It’s the NFL Playoffs, where getting hot at the right time can be critical. One way to do that is to add new wrinkles into the playbook. Or, in some cases, showcase unexpected players. Enter Kansas City Chiefs running back Jerick McKinnon. Seeing 12 rushing attempts and 20 receiving targets in the regular season, McKinnon was essentially a non-factor. Against the Pittsburgh Steelers in the Wild Card round, McKinnon hit a season high 78% of snaps. He matched his regular-season carry total of 12, and had six targets to boot for 18 total touches and 142 yards (30% of the team’s total). With little tape on McKinnon and recent success, the Buffalo Bills now have one more player to prepare for. So we are too.
I really like the play design here. Jerick McKinnon looks like this is a pretty straightforward safety valve-type route for a running back. As the key “block” slide alludes to, this a pretty devious way to set up a lead blocker. McKinnon isn’t a safety valve, he looks like the primary read. Good play design. Good execution.
I may say something that sounds like I’m disparaging Jerick McKinnon but that’s not the goal. I’ll start off this play by saying any running back getting hit like this isn’t likely to take it to the house, if you catch my drift. There are some backs who would struggle to even fall forward like McKinnon does. That said, he isn’t moving a pile here or anywhere else I saw.
Isaiah McKenzie fans will recognize this play. This single one gives opponents several wrinkles to prepare for. Will McKinnon get a direct snap? Will it be a quick pass/hand off in front of Mahomes? Will it be a quick swing pass? Or something unrelated to McKinnon like we see here?
It seems pretty clear the play call here includes McKinnon in the read progressions. There’s a quick bump from T.J. Watt, which McKinnon needs to adjust to and he does admirably. This isn’t spectacular but there’s a lot of little things that go well, including McKinnon’s execution.
Unconventional and intentional about it. This is not me saying anything remotely like “Only Patrick Mahomes can make that throw.” I mean ****, I can physically make that throw. Rather, I’m highlighting the fact that Kansas City isn’t afraid to go “wacky” if they think it’ll be effective. Having to prepare for the “usual” football stuff plus some “wacky” to go with it can create headaches.
Coming back to Jerick McKinnon specifically, he’s a good back from what I can see. He recognizes the lane shutting down, changes direction, and hits the accelerator. There’s a broken tackle in there for good measure. There’s a lot of this play that’s all McKinnon.

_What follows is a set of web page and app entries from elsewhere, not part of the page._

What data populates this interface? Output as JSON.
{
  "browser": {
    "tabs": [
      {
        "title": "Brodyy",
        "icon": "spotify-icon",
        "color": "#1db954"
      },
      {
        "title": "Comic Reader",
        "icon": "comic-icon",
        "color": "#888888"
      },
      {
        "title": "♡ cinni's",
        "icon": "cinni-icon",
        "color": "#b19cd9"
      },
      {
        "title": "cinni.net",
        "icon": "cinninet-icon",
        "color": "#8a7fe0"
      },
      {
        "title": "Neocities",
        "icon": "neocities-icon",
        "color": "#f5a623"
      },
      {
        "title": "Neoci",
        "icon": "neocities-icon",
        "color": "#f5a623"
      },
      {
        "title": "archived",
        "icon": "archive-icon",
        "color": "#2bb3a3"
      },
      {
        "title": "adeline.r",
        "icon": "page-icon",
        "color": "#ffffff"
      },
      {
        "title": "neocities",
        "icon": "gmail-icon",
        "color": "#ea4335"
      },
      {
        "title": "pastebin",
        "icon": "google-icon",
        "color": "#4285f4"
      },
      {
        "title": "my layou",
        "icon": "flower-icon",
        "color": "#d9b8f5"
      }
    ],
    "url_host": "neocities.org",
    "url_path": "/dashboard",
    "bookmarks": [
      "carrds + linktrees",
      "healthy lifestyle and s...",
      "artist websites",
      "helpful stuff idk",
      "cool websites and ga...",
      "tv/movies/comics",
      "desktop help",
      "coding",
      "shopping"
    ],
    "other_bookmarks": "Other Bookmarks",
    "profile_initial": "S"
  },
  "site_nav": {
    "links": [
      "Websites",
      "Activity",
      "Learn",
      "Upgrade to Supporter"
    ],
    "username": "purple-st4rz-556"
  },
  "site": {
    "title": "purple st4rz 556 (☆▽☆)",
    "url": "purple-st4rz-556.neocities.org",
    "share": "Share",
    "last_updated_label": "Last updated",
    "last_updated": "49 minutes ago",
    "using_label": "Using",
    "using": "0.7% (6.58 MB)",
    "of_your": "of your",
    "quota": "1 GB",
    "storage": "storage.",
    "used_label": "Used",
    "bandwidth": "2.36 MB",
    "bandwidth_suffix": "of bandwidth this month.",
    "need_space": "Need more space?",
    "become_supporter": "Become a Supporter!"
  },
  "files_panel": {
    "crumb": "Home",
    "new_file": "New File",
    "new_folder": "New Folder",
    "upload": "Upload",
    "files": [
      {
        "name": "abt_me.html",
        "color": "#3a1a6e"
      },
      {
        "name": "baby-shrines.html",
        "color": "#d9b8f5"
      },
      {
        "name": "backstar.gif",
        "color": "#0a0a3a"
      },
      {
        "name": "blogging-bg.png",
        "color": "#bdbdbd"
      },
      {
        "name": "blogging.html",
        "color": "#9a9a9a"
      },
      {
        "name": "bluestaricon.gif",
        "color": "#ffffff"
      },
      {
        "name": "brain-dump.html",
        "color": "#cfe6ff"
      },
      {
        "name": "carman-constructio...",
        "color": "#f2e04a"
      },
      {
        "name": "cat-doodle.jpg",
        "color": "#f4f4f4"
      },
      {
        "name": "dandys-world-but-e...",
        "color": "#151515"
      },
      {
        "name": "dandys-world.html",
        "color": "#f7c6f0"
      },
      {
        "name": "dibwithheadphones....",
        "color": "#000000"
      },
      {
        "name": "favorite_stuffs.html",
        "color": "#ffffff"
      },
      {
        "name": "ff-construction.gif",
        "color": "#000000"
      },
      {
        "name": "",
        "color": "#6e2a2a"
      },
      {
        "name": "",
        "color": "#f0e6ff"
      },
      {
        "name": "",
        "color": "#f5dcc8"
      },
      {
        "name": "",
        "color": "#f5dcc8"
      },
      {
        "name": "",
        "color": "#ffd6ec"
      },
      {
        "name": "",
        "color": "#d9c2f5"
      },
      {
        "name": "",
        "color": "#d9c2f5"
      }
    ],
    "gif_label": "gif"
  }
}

And finally we have a cautionary tale. Any NFL player on offense will proooooobably do well if the defense has temporary amnesia regarding their existence. This wasn’t a regular thing against Pittsburgh but this is partially what I think KC is going for. Jerick McWho?
It’s true that Jerick McKinnon had a breakout game against Pittsburgh. It’s also true there’s a reason he’s on his third team in his six-year career and averages three starts per season. We’re not talking Jonathan Taylor or Derrick Henry. Again, I’m not trying to be insulting to McKinnon. He’s a good player, with some versatility and talent to be used in a wide variety of situations. The surrounding talent including the coaching staff are of course the bigger threat.